The problem:
Below are some records; output all of them exactly.

Recorded information:
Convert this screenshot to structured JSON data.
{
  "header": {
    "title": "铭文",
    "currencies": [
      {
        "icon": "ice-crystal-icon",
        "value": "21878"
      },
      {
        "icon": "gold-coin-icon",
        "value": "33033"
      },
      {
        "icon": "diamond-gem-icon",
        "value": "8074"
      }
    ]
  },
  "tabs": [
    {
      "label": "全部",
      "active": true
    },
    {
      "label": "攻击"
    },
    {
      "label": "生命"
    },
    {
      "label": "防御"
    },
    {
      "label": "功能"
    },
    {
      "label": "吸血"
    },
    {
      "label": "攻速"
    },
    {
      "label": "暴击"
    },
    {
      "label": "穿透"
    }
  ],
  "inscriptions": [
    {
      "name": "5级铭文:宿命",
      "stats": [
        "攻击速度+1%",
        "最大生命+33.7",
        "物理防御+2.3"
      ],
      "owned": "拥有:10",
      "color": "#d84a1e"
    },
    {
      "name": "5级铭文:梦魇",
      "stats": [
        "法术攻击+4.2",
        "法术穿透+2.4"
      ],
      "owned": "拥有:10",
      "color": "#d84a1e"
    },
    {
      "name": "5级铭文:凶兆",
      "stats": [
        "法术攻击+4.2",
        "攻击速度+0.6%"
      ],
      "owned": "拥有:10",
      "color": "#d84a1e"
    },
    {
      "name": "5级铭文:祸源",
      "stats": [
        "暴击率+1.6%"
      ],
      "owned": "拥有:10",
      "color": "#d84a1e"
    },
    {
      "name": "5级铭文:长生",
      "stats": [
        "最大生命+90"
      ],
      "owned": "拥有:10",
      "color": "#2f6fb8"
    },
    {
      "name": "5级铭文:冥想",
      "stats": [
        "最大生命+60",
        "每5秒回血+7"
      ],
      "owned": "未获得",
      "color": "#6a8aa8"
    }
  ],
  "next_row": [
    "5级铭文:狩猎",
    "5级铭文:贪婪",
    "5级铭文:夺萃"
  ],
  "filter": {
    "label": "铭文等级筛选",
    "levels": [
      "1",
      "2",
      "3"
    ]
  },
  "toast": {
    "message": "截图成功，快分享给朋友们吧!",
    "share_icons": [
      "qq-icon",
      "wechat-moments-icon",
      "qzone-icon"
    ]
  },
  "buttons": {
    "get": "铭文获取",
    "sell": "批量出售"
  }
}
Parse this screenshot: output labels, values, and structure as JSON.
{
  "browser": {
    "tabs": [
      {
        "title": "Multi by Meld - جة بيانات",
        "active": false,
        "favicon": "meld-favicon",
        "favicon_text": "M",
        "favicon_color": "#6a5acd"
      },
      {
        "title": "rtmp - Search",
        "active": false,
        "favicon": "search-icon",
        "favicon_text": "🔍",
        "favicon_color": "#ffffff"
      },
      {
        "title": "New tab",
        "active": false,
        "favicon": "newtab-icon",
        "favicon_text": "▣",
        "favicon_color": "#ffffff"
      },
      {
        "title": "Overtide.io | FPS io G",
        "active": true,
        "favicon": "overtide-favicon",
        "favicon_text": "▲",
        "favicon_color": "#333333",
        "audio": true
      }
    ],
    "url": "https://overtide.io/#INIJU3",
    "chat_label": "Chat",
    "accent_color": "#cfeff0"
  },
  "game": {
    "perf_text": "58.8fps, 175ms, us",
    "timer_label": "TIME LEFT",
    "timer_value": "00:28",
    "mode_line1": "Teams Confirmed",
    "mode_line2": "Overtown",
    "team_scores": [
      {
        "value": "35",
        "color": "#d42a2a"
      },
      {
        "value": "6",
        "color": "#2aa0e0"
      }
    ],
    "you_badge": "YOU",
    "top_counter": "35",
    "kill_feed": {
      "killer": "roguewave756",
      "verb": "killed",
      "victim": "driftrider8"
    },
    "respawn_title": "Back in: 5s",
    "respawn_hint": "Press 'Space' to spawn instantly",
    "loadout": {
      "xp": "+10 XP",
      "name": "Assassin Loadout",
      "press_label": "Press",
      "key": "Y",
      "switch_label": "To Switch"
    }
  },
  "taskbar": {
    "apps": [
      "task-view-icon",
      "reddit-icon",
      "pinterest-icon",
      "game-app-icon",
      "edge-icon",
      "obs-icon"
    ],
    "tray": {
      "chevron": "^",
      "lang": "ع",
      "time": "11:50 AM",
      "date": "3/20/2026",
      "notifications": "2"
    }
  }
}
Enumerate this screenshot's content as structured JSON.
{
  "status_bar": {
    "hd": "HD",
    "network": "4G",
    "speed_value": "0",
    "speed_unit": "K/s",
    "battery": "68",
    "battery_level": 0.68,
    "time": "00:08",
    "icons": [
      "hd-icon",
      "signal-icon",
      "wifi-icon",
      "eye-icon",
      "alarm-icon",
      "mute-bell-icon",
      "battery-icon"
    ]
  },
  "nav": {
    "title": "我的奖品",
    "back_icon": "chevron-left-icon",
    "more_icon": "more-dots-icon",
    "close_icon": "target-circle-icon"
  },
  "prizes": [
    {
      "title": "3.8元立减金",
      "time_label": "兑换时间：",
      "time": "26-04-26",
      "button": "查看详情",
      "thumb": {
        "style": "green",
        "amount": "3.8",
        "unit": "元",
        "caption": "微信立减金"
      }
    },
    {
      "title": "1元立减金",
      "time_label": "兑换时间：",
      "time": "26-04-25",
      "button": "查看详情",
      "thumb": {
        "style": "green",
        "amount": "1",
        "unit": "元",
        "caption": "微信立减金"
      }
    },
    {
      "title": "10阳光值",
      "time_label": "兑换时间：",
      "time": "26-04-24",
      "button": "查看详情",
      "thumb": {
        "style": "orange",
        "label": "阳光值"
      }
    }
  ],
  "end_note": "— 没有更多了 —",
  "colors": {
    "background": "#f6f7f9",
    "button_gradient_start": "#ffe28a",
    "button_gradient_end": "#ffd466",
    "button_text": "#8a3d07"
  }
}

Solution:
Convert this screenshot to structured JSON data.
{
  "header": {
    "title": "铭文",
    "currencies": [
      {
        "icon": "ice-crystal-icon",
        "value": "21878"
      },
      {
        "icon": "gold-coin-icon",
        "value": "33033"
      },
      {
        "icon": "diamond-gem-icon",
        "value": "8074"
      }
    ]
  },
  "tabs": [
    {
      "label": "全部",
      "active": true
    },
    {
      "label": "攻击"
    },
    {
      "label": "生命"
    },
    {
      "label": "防御"
    },
    {
      "label": "功能"
    },
    {
      "label": "吸血"
    },
    {
      "label": "攻速"
    },
    {
      "label": "暴击"
    },
    {
      "label": "穿透"
    }
  ],
  "inscriptions": [
    {
      "name": "5级铭文:宿命",
      "stats": [
        "攻击速度+1%",
        "最大生命+33.7",
        "物理防御+2.3"
      ],
      "owned": "拥有:10",
      "color": "#d84a1e"
    },
    {
      "name": "5级铭文:梦魇",
      "stats": [
        "法术攻击+4.2",
        "法术穿透+2.4"
      ],
      "owned": "拥有:10",
      "color": "#d84a1e"
    },
    {
      "name": "5级铭文:凶兆",
      "stats": [
        "法术攻击+4.2",
        "攻击速度+0.6%"
      ],
      "owned": "拥有:10",
      "color": "#d84a1e"
    },
    {
      "name": "5级铭文:祸源",
      "stats": [
        "暴击率+1.6%"
      ],
      "owned": "拥有:10",
      "color": "#d84a1e"
    },
    {
      "name": "5级铭文:长生",
      "stats": [
        "最大生命+90"
      ],
      "owned": "拥有:10",
      "color": "#2f6fb8"
    },
    {
      "name": "5级铭文:冥想",
      "stats": [
        "最大生命+60",
        "每5秒回血+7"
      ],
      "owned": "未获得",
      "color": "#6a8aa8"
    }
  ],
  "next_row": [
    "5级铭文:狩猎",
    "5级铭文:贪婪",
    "5级铭文:夺萃"
  ],
  "filter": {
    "label": "铭文等级筛选",
    "levels": [
      "1",
      "2",
      "3"
    ]
  },
  "toast": {
    "message": "截图成功，快分享给朋友们吧!",
    "share_icons": [
      "qq-icon",
      "wechat-moments-icon",
      "qzone-icon"
    ]
  },
  "buttons": {
    "get": "铭文获取",
    "sell": "批量出售"
  }
}
Parse this screenshot: output labels, values, and structure as JSON.
{
  "browser": {
    "tabs": [
      {
        "title": "Multi by Meld - جة بيانات",
        "active": false,
        "favicon": "meld-favicon",
        "favicon_text": "M",
        "favicon_color": "#6a5acd"
      },
      {
        "title": "rtmp - Search",
        "active": false,
        "favicon": "search-icon",
        "favicon_text": "🔍",
        "favicon_color": "#ffffff"
      },
      {
        "title": "New tab",
        "active": false,
        "favicon": "newtab-icon",
        "favicon_text": "▣",
        "favicon_color": "#ffffff"
      },
      {
        "title": "Overtide.io | FPS io G",
        "active": true,
        "favicon": "overtide-favicon",
        "favicon_text": "▲",
        "favicon_color": "#333333",
        "audio": true
      }
    ],
    "url": "https://overtide.io/#INIJU3",
    "chat_label": "Chat",
    "accent_color": "#cfeff0"
  },
  "game": {
    "perf_text": "58.8fps, 175ms, us",
    "timer_label": "TIME LEFT",
    "timer_value": "00:28",
    "mode_line1": "Teams Confirmed",
    "mode_line2": "Overtown",
    "team_scores": [
      {
        "value": "35",
        "color": "#d42a2a"
      },
      {
        "value": "6",
        "color": "#2aa0e0"
      }
    ],
    "you_badge": "YOU",
    "top_counter": "35",
    "kill_feed": {
      "killer": "roguewave756",
      "verb": "killed",
      "victim": "driftrider8"
    },
    "respawn_title": "Back in: 5s",
    "respawn_hint": "Press 'Space' to spawn instantly",
    "loadout": {
      "xp": "+10 XP",
      "name": "Assassin Loadout",
      "press_label": "Press",
      "key": "Y",
      "switch_label": "To Switch"
    }
  },
  "taskbar": {
    "apps": [
      "task-view-icon",
      "reddit-icon",
      "pinterest-icon",
      "game-app-icon",
      "edge-icon",
      "obs-icon"
    ],
    "tray": {
      "chevron": "^",
      "lang": "ع",
      "time": "11:50 AM",
      "date": "3/20/2026",
      "notifications": "2"
    }
  }
}
Enumerate this screenshot's content as structured JSON.
{
  "status_bar": {
    "hd": "HD",
    "network": "4G",
    "speed_value": "0",
    "speed_unit": "K/s",
    "battery": "68",
    "battery_level": 0.68,
    "time": "00:08",
    "icons": [
      "hd-icon",
      "signal-icon",
      "wifi-icon",
      "eye-icon",
      "alarm-icon",
      "mute-bell-icon",
      "battery-icon"
    ]
  },
  "nav": {
    "title": "我的奖品",
    "back_icon": "chevron-left-icon",
    "more_icon": "more-dots-icon",
    "close_icon": "target-circle-icon"
  },
  "prizes": [
    {
      "title": "3.8元立减金",
      "time_label": "兑换时间：",
      "time": "26-04-26",
      "button": "查看详情",
      "thumb": {
        "style": "green",
        "amount": "3.8",
        "unit": "元",
        "caption": "微信立减金"
      }
    },
    {
      "title": "1元立减金",
      "time_label": "兑换时间：",
      "time": "26-04-25",
      "button": "查看详情",
      "thumb": {
        "style": "green",
        "amount": "1",
        "unit": "元",
        "caption": "微信立减金"
      }
    },
    {
      "title": "10阳光值",
      "time_label": "兑换时间：",
      "time": "26-04-24",
      "button": "查看详情",
      "thumb": {
        "style": "orange",
        "label": "阳光值"
      }
    }
  ],
  "end_note": "— 没有更多了 —",
  "colors": {
    "background": "#f6f7f9",
    "button_gradient_start": "#ffe28a",
    "button_gradient_end": "#ffd466",
    "button_text": "#8a3d07"
  }
}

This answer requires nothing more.